-------- Given entries

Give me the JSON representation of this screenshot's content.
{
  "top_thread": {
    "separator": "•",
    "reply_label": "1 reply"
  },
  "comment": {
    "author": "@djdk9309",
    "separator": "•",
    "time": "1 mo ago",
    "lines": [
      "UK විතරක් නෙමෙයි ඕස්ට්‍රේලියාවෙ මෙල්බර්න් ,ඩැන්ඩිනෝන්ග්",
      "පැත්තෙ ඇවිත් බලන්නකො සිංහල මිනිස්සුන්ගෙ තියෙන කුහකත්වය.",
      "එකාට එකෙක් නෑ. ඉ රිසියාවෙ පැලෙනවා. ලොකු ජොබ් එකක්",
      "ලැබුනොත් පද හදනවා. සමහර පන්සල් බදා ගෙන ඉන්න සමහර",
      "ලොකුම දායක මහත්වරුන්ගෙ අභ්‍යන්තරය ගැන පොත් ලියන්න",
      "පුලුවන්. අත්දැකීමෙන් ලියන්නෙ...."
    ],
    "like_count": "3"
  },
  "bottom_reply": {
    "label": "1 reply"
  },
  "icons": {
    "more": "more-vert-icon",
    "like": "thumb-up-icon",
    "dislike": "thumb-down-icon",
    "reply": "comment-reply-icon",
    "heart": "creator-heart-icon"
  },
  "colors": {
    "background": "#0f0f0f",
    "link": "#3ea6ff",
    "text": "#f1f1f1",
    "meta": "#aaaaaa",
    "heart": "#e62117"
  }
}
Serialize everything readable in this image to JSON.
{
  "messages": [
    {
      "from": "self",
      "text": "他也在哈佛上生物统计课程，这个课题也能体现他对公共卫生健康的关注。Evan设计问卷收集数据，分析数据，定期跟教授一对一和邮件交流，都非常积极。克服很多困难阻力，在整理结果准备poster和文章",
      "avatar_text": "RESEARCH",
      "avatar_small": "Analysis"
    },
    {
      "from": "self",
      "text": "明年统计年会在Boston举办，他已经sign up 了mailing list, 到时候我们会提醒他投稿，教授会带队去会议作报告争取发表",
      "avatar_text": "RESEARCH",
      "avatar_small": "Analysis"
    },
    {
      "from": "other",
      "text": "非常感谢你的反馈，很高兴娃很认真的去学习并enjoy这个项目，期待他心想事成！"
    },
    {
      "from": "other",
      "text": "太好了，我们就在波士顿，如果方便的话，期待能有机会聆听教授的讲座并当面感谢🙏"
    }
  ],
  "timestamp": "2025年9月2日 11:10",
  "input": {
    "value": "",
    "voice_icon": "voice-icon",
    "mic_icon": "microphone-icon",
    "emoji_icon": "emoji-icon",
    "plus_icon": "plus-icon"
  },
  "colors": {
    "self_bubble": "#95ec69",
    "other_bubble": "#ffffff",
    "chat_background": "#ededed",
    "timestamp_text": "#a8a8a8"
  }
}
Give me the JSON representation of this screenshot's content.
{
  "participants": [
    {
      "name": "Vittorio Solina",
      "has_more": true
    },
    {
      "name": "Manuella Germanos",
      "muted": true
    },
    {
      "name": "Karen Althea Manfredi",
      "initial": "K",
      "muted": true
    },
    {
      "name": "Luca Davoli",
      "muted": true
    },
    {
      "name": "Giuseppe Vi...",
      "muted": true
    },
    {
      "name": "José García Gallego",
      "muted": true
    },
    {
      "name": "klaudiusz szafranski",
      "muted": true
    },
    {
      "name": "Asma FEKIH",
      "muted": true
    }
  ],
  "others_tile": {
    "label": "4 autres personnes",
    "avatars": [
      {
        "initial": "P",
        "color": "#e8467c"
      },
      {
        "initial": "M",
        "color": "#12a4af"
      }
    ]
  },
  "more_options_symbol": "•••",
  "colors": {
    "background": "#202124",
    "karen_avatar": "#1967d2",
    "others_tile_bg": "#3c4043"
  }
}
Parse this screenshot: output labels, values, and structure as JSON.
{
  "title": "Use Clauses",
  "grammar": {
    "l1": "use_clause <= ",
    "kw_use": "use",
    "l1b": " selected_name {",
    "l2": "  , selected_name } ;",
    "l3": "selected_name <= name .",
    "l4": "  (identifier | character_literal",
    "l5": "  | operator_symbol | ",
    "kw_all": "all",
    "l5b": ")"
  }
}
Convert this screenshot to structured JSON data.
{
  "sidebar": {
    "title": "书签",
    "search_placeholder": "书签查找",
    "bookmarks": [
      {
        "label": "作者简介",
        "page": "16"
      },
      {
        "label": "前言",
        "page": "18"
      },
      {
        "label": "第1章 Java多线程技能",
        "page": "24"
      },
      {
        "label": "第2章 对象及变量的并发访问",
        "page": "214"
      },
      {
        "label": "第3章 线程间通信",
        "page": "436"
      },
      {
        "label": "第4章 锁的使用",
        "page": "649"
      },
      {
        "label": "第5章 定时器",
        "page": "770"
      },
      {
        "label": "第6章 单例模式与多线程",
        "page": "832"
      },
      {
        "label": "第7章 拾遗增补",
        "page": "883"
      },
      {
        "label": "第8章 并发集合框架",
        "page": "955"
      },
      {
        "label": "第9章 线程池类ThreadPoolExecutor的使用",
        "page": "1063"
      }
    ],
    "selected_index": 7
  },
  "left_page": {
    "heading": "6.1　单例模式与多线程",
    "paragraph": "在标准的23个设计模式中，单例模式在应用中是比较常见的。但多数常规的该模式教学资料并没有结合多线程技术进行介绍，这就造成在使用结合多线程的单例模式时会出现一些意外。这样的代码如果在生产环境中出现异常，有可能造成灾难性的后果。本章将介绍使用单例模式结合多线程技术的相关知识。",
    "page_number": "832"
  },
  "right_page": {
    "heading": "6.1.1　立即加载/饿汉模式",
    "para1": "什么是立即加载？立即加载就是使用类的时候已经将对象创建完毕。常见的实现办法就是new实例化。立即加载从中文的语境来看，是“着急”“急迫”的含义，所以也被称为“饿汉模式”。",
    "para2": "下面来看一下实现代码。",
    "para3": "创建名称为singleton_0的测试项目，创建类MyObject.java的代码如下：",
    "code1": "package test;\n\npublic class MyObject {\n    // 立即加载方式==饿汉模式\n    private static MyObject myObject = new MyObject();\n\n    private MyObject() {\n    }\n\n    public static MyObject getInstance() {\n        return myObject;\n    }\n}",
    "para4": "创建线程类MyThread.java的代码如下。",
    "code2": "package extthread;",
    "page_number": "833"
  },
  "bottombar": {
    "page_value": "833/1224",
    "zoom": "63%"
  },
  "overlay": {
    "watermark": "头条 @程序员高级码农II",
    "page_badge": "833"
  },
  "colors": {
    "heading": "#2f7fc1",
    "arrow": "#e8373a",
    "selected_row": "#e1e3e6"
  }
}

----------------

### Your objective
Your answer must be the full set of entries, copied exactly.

### Written answer
Give me the JSON representation of this screenshot's content.
{
  "top_thread": {
    "separator": "•",
    "reply_label": "1 reply"
  },
  "comment": {
    "author": "@djdk9309",
    "separator": "•",
    "time": "1 mo ago",
    "lines": [
      "UK විතරක් නෙමෙයි ඕස්ට්‍රේලියාවෙ මෙල්බර්න් ,ඩැන්ඩිනෝන්ග්",
      "පැත්තෙ ඇවිත් බලන්නකො සිංහල මිනිස්සුන්ගෙ තියෙන කුහකත්වය.",
      "එකාට එකෙක් නෑ. ඉ රිසියාවෙ පැලෙනවා. ලොකු ජොබ් එකක්",
      "ලැබුනොත් පද හදනවා. සමහර පන්සල් බදා ගෙන ඉන්න සමහර",
      "ලොකුම දායක මහත්වරුන්ගෙ අභ්‍යන්තරය ගැන පොත් ලියන්න",
      "පුලුවන්. අත්දැකීමෙන් ලියන්නෙ...."
    ],
    "like_count": "3"
  },
  "bottom_reply": {
    "label": "1 reply"
  },
  "icons": {
    "more": "more-vert-icon",
    "like": "thumb-up-icon",
    "dislike": "thumb-down-icon",
    "reply": "comment-reply-icon",
    "heart": "creator-heart-icon"
  },
  "colors": {
    "background": "#0f0f0f",
    "link": "#3ea6ff",
    "text": "#f1f1f1",
    "meta": "#aaaaaa",
    "heart": "#e62117"
  }
}
Serialize everything readable in this image to JSON.
{
  "messages": [
    {
      "from": "self",
      "text": "他也在哈佛上生物统计课程，这个课题也能体现他对公共卫生健康的关注。Evan设计问卷收集数据，分析数据，定期跟教授一对一和邮件交流，都非常积极。克服很多困难阻力，在整理结果准备poster和文章",
      "avatar_text": "RESEARCH",
      "avatar_small": "Analysis"
    },
    {
      "from": "self",
      "text": "明年统计年会在Boston举办，他已经sign up 了mailing list, 到时候我们会提醒他投稿，教授会带队去会议作报告争取发表",
      "avatar_text": "RESEARCH",
      "avatar_small": "Analysis"
    },
    {
      "from": "other",
      "text": "非常感谢你的反馈，很高兴娃很认真的去学习并enjoy这个项目，期待他心想事成！"
    },
    {
      "from": "other",
      "text": "太好了，我们就在波士顿，如果方便的话，期待能有机会聆听教授的讲座并当面感谢🙏"
    }
  ],
  "timestamp": "2025年9月2日 11:10",
  "input": {
    "value": "",
    "voice_icon": "voice-icon",
    "mic_icon": "microphone-icon",
    "emoji_icon": "emoji-icon",
    "plus_icon": "plus-icon"
  },
  "colors": {
    "self_bubble": "#95ec69",
    "other_bubble": "#ffffff",
    "chat_background": "#ededed",
    "timestamp_text": "#a8a8a8"
  }
}
Give me the JSON representation of this screenshot's content.
{
  "participants": [
    {
      "name": "Vittorio Solina",
      "has_more": true
    },
    {
      "name": "Manuella Germanos",
      "muted": true
    },
    {
      "name": "Karen Althea Manfredi",
      "initial": "K",
      "muted": true
    },
    {
      "name": "Luca Davoli",
      "muted": true
    },
    {
      "name": "Giuseppe Vi...",
      "muted": true
    },
    {
      "name": "José García Gallego",
      "muted": true
    },
    {
      "name": "klaudiusz szafranski",
      "muted": true
    },
    {
      "name": "Asma FEKIH",
      "muted": true
    }
  ],
  "others_tile": {
    "label": "4 autres personnes",
    "avatars": [
      {
        "initial": "P",
        "color": "#e8467c"
      },
      {
        "initial": "M",
        "color": "#12a4af"
      }
    ]
  },
  "more_options_symbol": "•••",
  "colors": {
    "background": "#202124",
    "karen_avatar": "#1967d2",
    "others_tile_bg": "#3c4043"
  }
}
Parse this screenshot: output labels, values, and structure as JSON.
{
  "title": "Use Clauses",
  "grammar": {
    "l1": "use_clause <= ",
    "kw_use": "use",
    "l1b": " selected_name {",
    "l2": "  , selected_name } ;",
    "l3": "selected_name <= name .",
    "l4": "  (identifier | character_literal",
    "l5": "  | operator_symbol | ",
    "kw_all": "all",
    "l5b": ")"
  }
}
Convert this screenshot to structured JSON data.
{
  "sidebar": {
    "title": "书签",
    "search_placeholder": "书签查找",
    "bookmarks": [
      {
        "label": "作者简介",
        "page": "16"
      },
      {
        "label": "前言",
        "page": "18"
      },
      {
        "label": "第1章 Java多线程技能",
        "page": "24"
      },
      {
        "label": "第2章 对象及变量的并发访问",
        "page": "214"
      },
      {
        "label": "第3章 线程间通信",
        "page": "436"
      },
      {
        "label": "第4章 锁的使用",
        "page": "649"
      },
      {
        "label": "第5章 定时器",
        "page": "770"
      },
      {
        "label": "第6章 单例模式与多线程",
        "page": "832"
      },
      {
        "label": "第7章 拾遗增补",
        "page": "883"
      },
      {
        "label": "第8章 并发集合框架",
        "page": "955"
      },
      {
        "label": "第9章 线程池类ThreadPoolExecutor的使用",
        "page": "1063"
      }
    ],
    "selected_index": 7
  },
  "left_page": {
    "heading": "6.1　单例模式与多线程",
    "paragraph": "在标准的23个设计模式中，单例模式在应用中是比较常见的。但多数常规的该模式教学资料并没有结合多线程技术进行介绍，这就造成在使用结合多线程的单例模式时会出现一些意外。这样的代码如果在生产环境中出现异常，有可能造成灾难性的后果。本章将介绍使用单例模式结合多线程技术的相关知识。",
    "page_number": "832"
  },
  "right_page": {
    "heading": "6.1.1　立即加载/饿汉模式",
    "para1": "什么是立即加载？立即加载就是使用类的时候已经将对象创建完毕。常见的实现办法就是new实例化。立即加载从中文的语境来看，是“着急”“急迫”的含义，所以也被称为“饿汉模式”。",
    "para2": "下面来看一下实现代码。",
    "para3": "创建名称为singleton_0的测试项目，创建类MyObject.java的代码如下：",
    "code1": "package test;\n\npublic class MyObject {\n    // 立即加载方式==饿汉模式\n    private static MyObject myObject = new MyObject();\n\n    private MyObject() {\n    }\n\n    public static MyObject getInstance() {\n        return myObject;\n    }\n}",
    "para4": "创建线程类MyThread.java的代码如下。",
    "code2": "package extthread;",
    "page_number": "833"
  },
  "bottombar": {
    "page_value": "833/1224",
    "zoom": "63%"
  },
  "overlay": {
    "watermark": "头条 @程序员高级码农II",
    "page_badge": "833"
  },
  "colors": {
    "heading": "#2f7fc1",
    "arrow": "#e8373a",
    "selected_row": "#e1e3e6"
  }
}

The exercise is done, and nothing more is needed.